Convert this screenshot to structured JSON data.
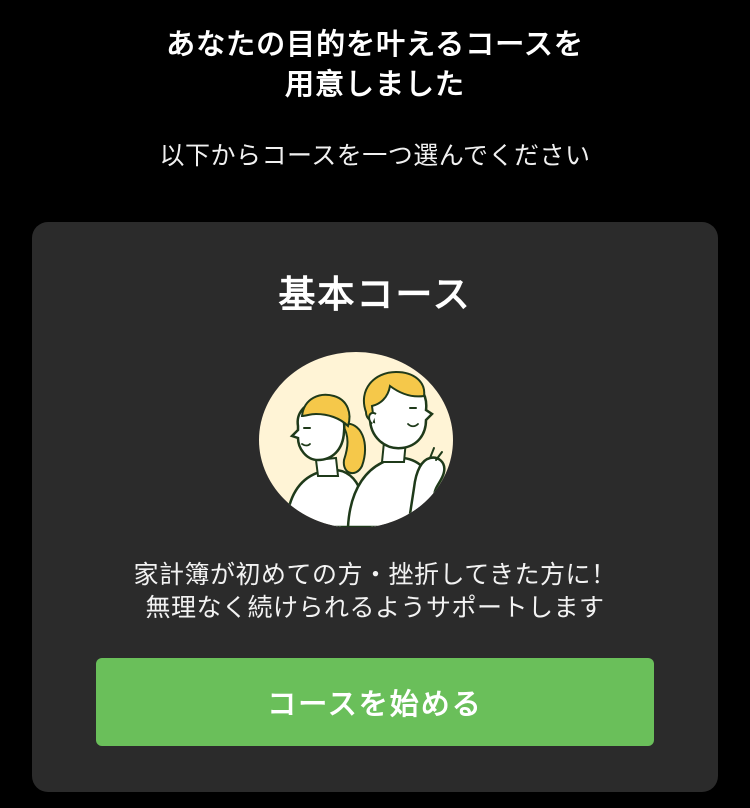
{
  "header": {
    "title_line1": "あなたの目的を叶えるコースを",
    "title_line2": "用意しました",
    "subtitle": "以下からコースを一つ選んでください"
  },
  "course_card": {
    "title": "基本コース",
    "illustration_icon": "two-people-illustration",
    "description_line1": "家計簿が初めての方・挫折してきた方に！",
    "description_line2": "無理なく続けられるようサポートします",
    "button_label": "コースを始める"
  },
  "colors": {
    "background": "#000000",
    "card": "#2b2b2b",
    "accent_green": "#6abf5a",
    "illustration_circle": "#fff4d6",
    "hair_yellow": "#f5c84a",
    "outline_green": "#1f3a1a"
  }
}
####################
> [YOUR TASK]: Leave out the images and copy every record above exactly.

> [REPLY TO THE TASK]:
Convert this screenshot to structured JSON data.
{
  "header": {
    "title_line1": "あなたの目的を叶えるコースを",
    "title_line2": "用意しました",
    "subtitle": "以下からコースを一つ選んでください"
  },
  "course_card": {
    "title": "基本コース",
    "illustration_icon": "two-people-illustration",
    "description_line1": "家計簿が初めての方・挫折してきた方に！",
    "description_line2": "無理なく続けられるようサポートします",
    "button_label": "コースを始める"
  },
  "colors": {
    "background": "#000000",
    "card": "#2b2b2b",
    "accent_green": "#6abf5a",
    "illustration_circle": "#fff4d6",
    "hair_yellow": "#f5c84a",
    "outline_green": "#1f3a1a"
  }
}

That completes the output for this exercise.